● TASK DESCRIPTION: When you print the records, keep every line identical to the original.

● ENTRIES PROVIDED:
-------------------------
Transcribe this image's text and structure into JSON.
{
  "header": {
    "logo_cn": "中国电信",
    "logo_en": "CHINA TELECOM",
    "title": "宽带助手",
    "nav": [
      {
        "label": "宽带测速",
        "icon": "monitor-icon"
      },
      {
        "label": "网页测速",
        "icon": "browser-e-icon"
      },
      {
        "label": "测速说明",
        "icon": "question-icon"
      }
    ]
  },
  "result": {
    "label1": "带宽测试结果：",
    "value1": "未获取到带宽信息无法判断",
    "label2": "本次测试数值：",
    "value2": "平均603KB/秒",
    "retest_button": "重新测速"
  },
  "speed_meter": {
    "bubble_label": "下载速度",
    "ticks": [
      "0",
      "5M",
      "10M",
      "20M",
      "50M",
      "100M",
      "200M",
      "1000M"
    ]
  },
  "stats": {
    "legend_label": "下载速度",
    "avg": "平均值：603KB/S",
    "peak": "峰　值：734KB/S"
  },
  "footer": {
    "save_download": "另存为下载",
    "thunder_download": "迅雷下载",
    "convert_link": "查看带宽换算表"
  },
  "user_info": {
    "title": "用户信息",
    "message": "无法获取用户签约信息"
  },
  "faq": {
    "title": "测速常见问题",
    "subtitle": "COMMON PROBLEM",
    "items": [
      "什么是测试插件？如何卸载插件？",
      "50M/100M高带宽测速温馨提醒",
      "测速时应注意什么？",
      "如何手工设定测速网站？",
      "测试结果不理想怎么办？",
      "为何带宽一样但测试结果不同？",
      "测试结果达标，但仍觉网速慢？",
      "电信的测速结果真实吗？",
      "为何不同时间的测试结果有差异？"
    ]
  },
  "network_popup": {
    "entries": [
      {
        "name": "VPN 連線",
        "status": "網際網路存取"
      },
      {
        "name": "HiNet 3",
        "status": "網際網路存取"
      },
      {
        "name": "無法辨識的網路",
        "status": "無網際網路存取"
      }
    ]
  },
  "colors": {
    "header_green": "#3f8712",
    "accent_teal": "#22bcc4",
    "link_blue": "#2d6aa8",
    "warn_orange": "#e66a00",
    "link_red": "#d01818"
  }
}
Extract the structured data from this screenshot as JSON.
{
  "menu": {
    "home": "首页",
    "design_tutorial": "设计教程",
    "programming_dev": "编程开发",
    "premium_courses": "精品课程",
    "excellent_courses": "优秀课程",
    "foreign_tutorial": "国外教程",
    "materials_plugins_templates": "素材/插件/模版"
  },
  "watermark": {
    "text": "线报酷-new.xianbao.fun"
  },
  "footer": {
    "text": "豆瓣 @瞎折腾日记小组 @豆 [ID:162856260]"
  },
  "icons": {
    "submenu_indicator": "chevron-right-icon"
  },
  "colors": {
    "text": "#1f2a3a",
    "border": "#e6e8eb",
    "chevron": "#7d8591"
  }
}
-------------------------
● EXPECTED OUTPUT:
Transcribe this image's text and structure into JSON.
{
  "header": {
    "logo_cn": "中国电信",
    "logo_en": "CHINA TELECOM",
    "title": "宽带助手",
    "nav": [
      {
        "label": "宽带测速",
        "icon": "monitor-icon"
      },
      {
        "label": "网页测速",
        "icon": "browser-e-icon"
      },
      {
        "label": "测速说明",
        "icon": "question-icon"
      }
    ]
  },
  "result": {
    "label1": "带宽测试结果：",
    "value1": "未获取到带宽信息无法判断",
    "label2": "本次测试数值：",
    "value2": "平均603KB/秒",
    "retest_button": "重新测速"
  },
  "speed_meter": {
    "bubble_label": "下载速度",
    "ticks": [
      "0",
      "5M",
      "10M",
      "20M",
      "50M",
      "100M",
      "200M",
      "1000M"
    ]
  },
  "stats": {
    "legend_label": "下载速度",
    "avg": "平均值：603KB/S",
    "peak": "峰　值：734KB/S"
  },
  "footer": {
    "save_download": "另存为下载",
    "thunder_download": "迅雷下载",
    "convert_link": "查看带宽换算表"
  },
  "user_info": {
    "title": "用户信息",
    "message": "无法获取用户签约信息"
  },
  "faq": {
    "title": "测速常见问题",
    "subtitle": "COMMON PROBLEM",
    "items": [
      "什么是测试插件？如何卸载插件？",
      "50M/100M高带宽测速温馨提醒",
      "测速时应注意什么？",
      "如何手工设定测速网站？",
      "测试结果不理想怎么办？",
      "为何带宽一样但测试结果不同？",
      "测试结果达标，但仍觉网速慢？",
      "电信的测速结果真实吗？",
      "为何不同时间的测试结果有差异？"
    ]
  },
  "network_popup": {
    "entries": [
      {
        "name": "VPN 連線",
        "status": "網際網路存取"
      },
      {
        "name": "HiNet 3",
        "status": "網際網路存取"
      },
      {
        "name": "無法辨識的網路",
        "status": "無網際網路存取"
      }
    ]
  },
  "colors": {
    "header_green": "#3f8712",
    "accent_teal": "#22bcc4",
    "link_blue": "#2d6aa8",
    "warn_orange": "#e66a00",
    "link_red": "#d01818"
  }
}
Extract the structured data from this screenshot as JSON.
{
  "menu": {
    "home": "首页",
    "design_tutorial": "设计教程",
    "programming_dev": "编程开发",
    "premium_courses": "精品课程",
    "excellent_courses": "优秀课程",
    "foreign_tutorial": "国外教程",
    "materials_plugins_templates": "素材/插件/模版"
  },
  "watermark": {
    "text": "线报酷-new.xianbao.fun"
  },
  "footer": {
    "text": "豆瓣 @瞎折腾日记小组 @豆 [ID:162856260]"
  },
  "icons": {
    "submenu_indicator": "chevron-right-icon"
  },
  "colors": {
    "text": "#1f2a3a",
    "border": "#e6e8eb",
    "chevron": "#7d8591"
  }
}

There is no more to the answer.